Work to be completed:
The entries are to be reproduced word for word, with all images left out.

#####

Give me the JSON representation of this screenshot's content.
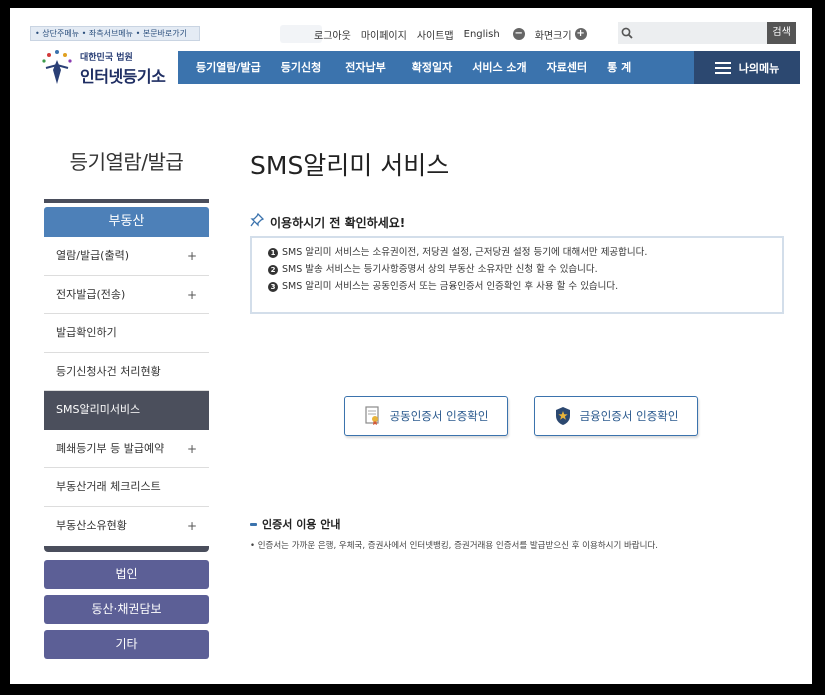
{
  "header": {
    "skip_links": "• 상단주메뉴 • 좌측서브메뉴 • 본문바로가기",
    "logo_sub": "대한민국 법원",
    "logo_main": "인터넷등기소",
    "util_links": [
      "로그아웃",
      "마이페이지",
      "사이트맵",
      "English"
    ],
    "font_size_label": "화면크기",
    "search_placeholder": "",
    "search_button": "검색"
  },
  "gnb": {
    "items": [
      "등기열람/발급",
      "등기신청",
      "전자납부",
      "확정일자",
      "서비스 소개",
      "자료센터",
      "통 계"
    ],
    "my_menu": "나의메뉴"
  },
  "lnb": {
    "title": "등기열람/발급",
    "category": "부동산",
    "items": [
      {
        "label": "열람/발급(출력)",
        "expandable": "+"
      },
      {
        "label": "전자발급(전송)",
        "expandable": "+"
      },
      {
        "label": "발급확인하기",
        "expandable": ""
      },
      {
        "label": "등기신청사건 처리현황",
        "expandable": ""
      },
      {
        "label": "SMS알리미서비스",
        "expandable": ""
      },
      {
        "label": "폐쇄등기부 등 발급예약",
        "expandable": "+"
      },
      {
        "label": "부동산거래 체크리스트",
        "expandable": ""
      },
      {
        "label": "부동산소유현황",
        "expandable": "+"
      }
    ],
    "bottom_buttons": [
      "법인",
      "동산·채권담보",
      "기타"
    ]
  },
  "main": {
    "title": "SMS알리미 서비스",
    "notice_heading": "이용하시기 전 확인하세요!",
    "notices": [
      {
        "num": "1",
        "text": "SMS 알리미 서비스는 소유권이전, 저당권 설정, 근저당권 설정 등기에 대해서만 제공합니다."
      },
      {
        "num": "2",
        "text": "SMS 발송 서비스는 등기사항증명서 상의 부동산 소유자만 신청 할 수 있습니다."
      },
      {
        "num": "3",
        "text": "SMS 알리미 서비스는 공동인증서 또는 금융인증서 인증확인 후 사용 할 수 있습니다."
      }
    ],
    "cert_buttons": {
      "joint": "공동인증서 인증확인",
      "financial": "금융인증서 인증확인"
    },
    "guide_heading": "인증서 이용 안내",
    "guide_text": "• 인증서는 가까운 은행, 우체국, 증권사에서 인터넷뱅킹, 증권거래용 인증서를 발급받으신 후 이용하시기 바랍니다."
  },
  "colors": {
    "nav": "#3b73ad",
    "nav_dark": "#2c4870",
    "lnb_active": "#4b4f5c",
    "lnb_button": "#5c5f96"
  }
}
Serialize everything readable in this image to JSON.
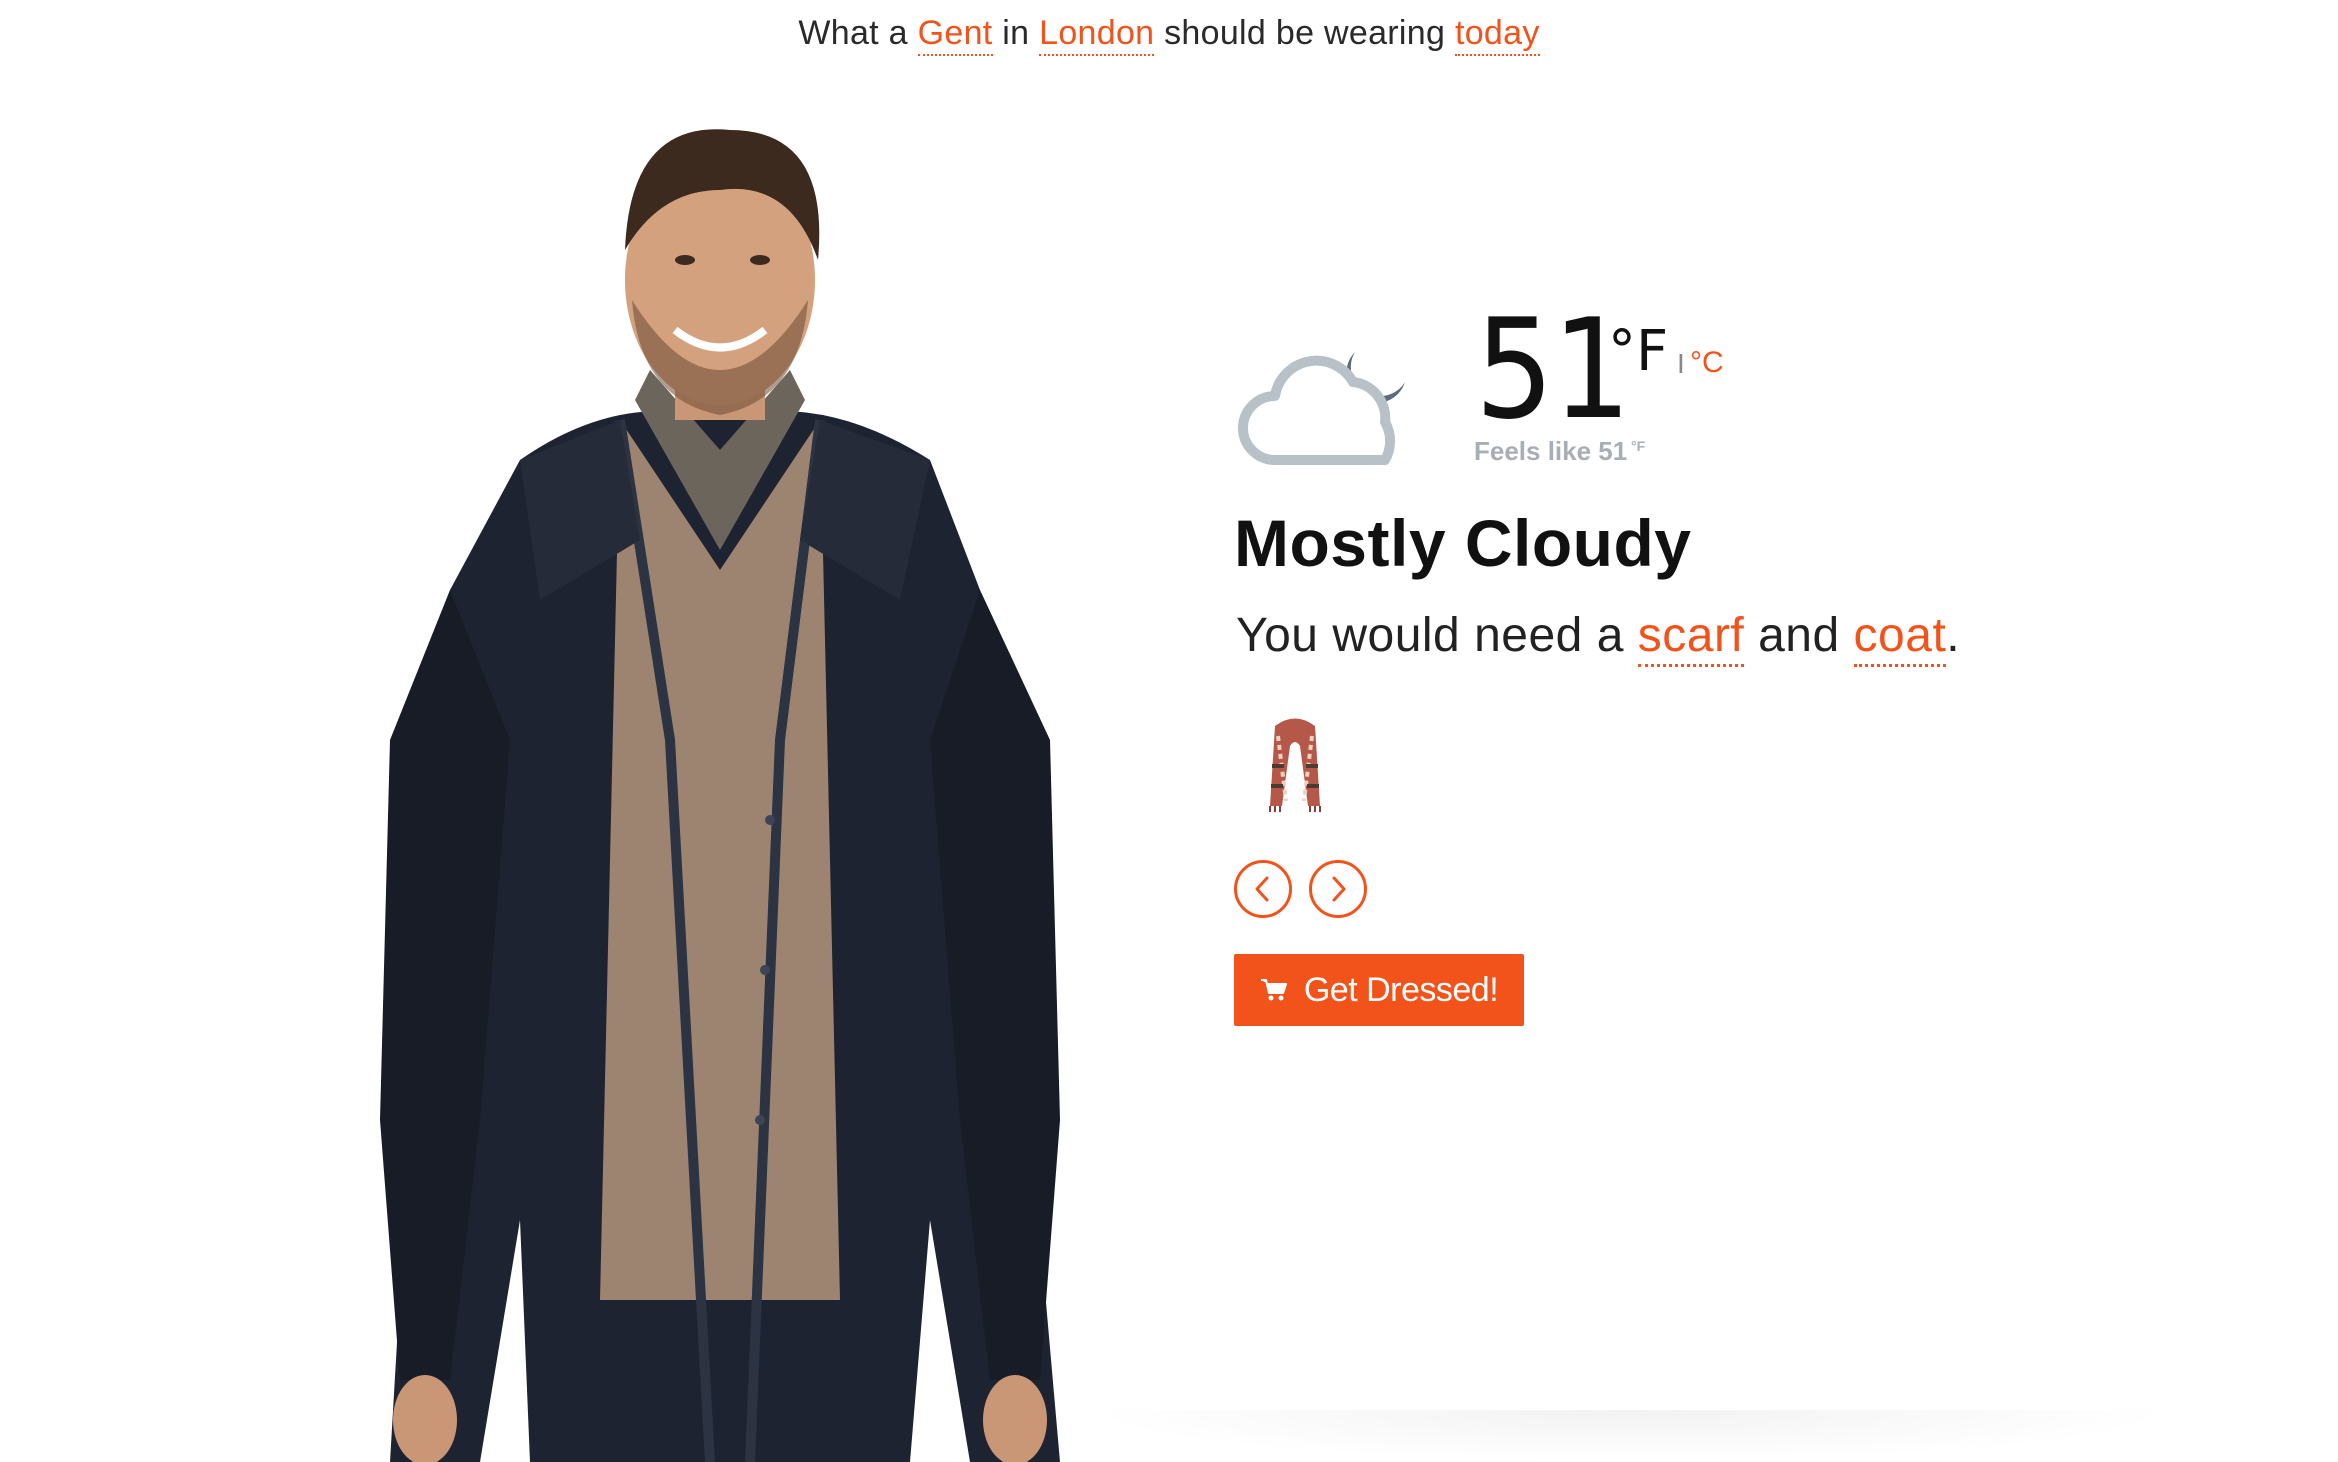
{
  "header": {
    "prefix": "What a",
    "person": "Gent",
    "in": "in",
    "city": "London",
    "middle": "should be wearing",
    "when": "today"
  },
  "weather": {
    "icon": "partly-cloudy-night-icon",
    "temperature": "51",
    "unit_f": "°F",
    "unit_separator": "I",
    "unit_c": "°C",
    "feels_like": "Feels like 51",
    "feels_unit": "°F",
    "condition": "Mostly Cloudy"
  },
  "advice": {
    "prefix": "You would need a",
    "item1": "scarf",
    "and": "and",
    "item2": "coat",
    "suffix": "."
  },
  "products": {
    "current_thumb": "scarf-thumbnail",
    "prev_icon": "chevron-left-icon",
    "next_icon": "chevron-right-icon"
  },
  "cta": {
    "icon": "cart-icon",
    "label": "Get Dressed!"
  },
  "colors": {
    "accent": "#f2531b",
    "muted": "#a7aeb6",
    "cloud": "#b9c1c8",
    "moon": "#5d6b7a"
  }
}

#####

Answer box:
Give me the JSON representation of this screenshot's content.
{
  "header": {
    "skip_links": "• 상단주메뉴 • 좌측서브메뉴 • 본문바로가기",
    "logo_sub": "대한민국 법원",
    "logo_main": "인터넷등기소",
    "util_links": [
      "로그아웃",
      "마이페이지",
      "사이트맵",
      "English"
    ],
    "font_size_label": "화면크기",
    "search_placeholder": "",
    "search_button": "검색"
  },
  "gnb": {
    "items": [
      "등기열람/발급",
      "등기신청",
      "전자납부",
      "확정일자",
      "서비스 소개",
      "자료센터",
      "통 계"
    ],
    "my_menu": "나의메뉴"
  },
  "lnb": {
    "title": "등기열람/발급",
    "category": "부동산",
    "items": [
      {
        "label": "열람/발급(출력)",
        "expandable": "+"
      },
      {
        "label": "전자발급(전송)",
        "expandable": "+"
      },
      {
        "label": "발급확인하기",
        "expandable": ""
      },
      {
        "label": "등기신청사건 처리현황",
        "expandable": ""
      },
      {
        "label": "SMS알리미서비스",
        "expandable": ""
      },
      {
        "label": "폐쇄등기부 등 발급예약",
        "expandable": "+"
      },
      {
        "label": "부동산거래 체크리스트",
        "expandable": ""
      },
      {
        "label": "부동산소유현황",
        "expandable": "+"
      }
    ],
    "bottom_buttons": [
      "법인",
      "동산·채권담보",
      "기타"
    ]
  },
  "main": {
    "title": "SMS알리미 서비스",
    "notice_heading": "이용하시기 전 확인하세요!",
    "notices": [
      {
        "num": "1",
        "text": "SMS 알리미 서비스는 소유권이전, 저당권 설정, 근저당권 설정 등기에 대해서만 제공합니다."
      },
      {
        "num": "2",
        "text": "SMS 발송 서비스는 등기사항증명서 상의 부동산 소유자만 신청 할 수 있습니다."
      },
      {
        "num": "3",
        "text": "SMS 알리미 서비스는 공동인증서 또는 금융인증서 인증확인 후 사용 할 수 있습니다."
      }
    ],
    "cert_buttons": {
      "joint": "공동인증서 인증확인",
      "financial": "금융인증서 인증확인"
    },
    "guide_heading": "인증서 이용 안내",
    "guide_text": "• 인증서는 가까운 은행, 우체국, 증권사에서 인터넷뱅킹, 증권거래용 인증서를 발급받으신 후 이용하시기 바랍니다."
  },
  "colors": {
    "nav": "#3b73ad",
    "nav_dark": "#2c4870",
    "lnb_active": "#4b4f5c",
    "lnb_button": "#5c5f96"
  }
}
Serialize everything readable in this image to JSON.
{
  "header": {
    "prefix": "What a",
    "person": "Gent",
    "in": "in",
    "city": "London",
    "middle": "should be wearing",
    "when": "today"
  },
  "weather": {
    "icon": "partly-cloudy-night-icon",
    "temperature": "51",
    "unit_f": "°F",
    "unit_separator": "I",
    "unit_c": "°C",
    "feels_like": "Feels like 51",
    "feels_unit": "°F",
    "condition": "Mostly Cloudy"
  },
  "advice": {
    "prefix": "You would need a",
    "item1": "scarf",
    "and": "and",
    "item2": "coat",
    "suffix": "."
  },
  "products": {
    "current_thumb": "scarf-thumbnail",
    "prev_icon": "chevron-left-icon",
    "next_icon": "chevron-right-icon"
  },
  "cta": {
    "icon": "cart-icon",
    "label": "Get Dressed!"
  },
  "colors": {
    "accent": "#f2531b",
    "muted": "#a7aeb6",
    "cloud": "#b9c1c8",
    "moon": "#5d6b7a"
  }
}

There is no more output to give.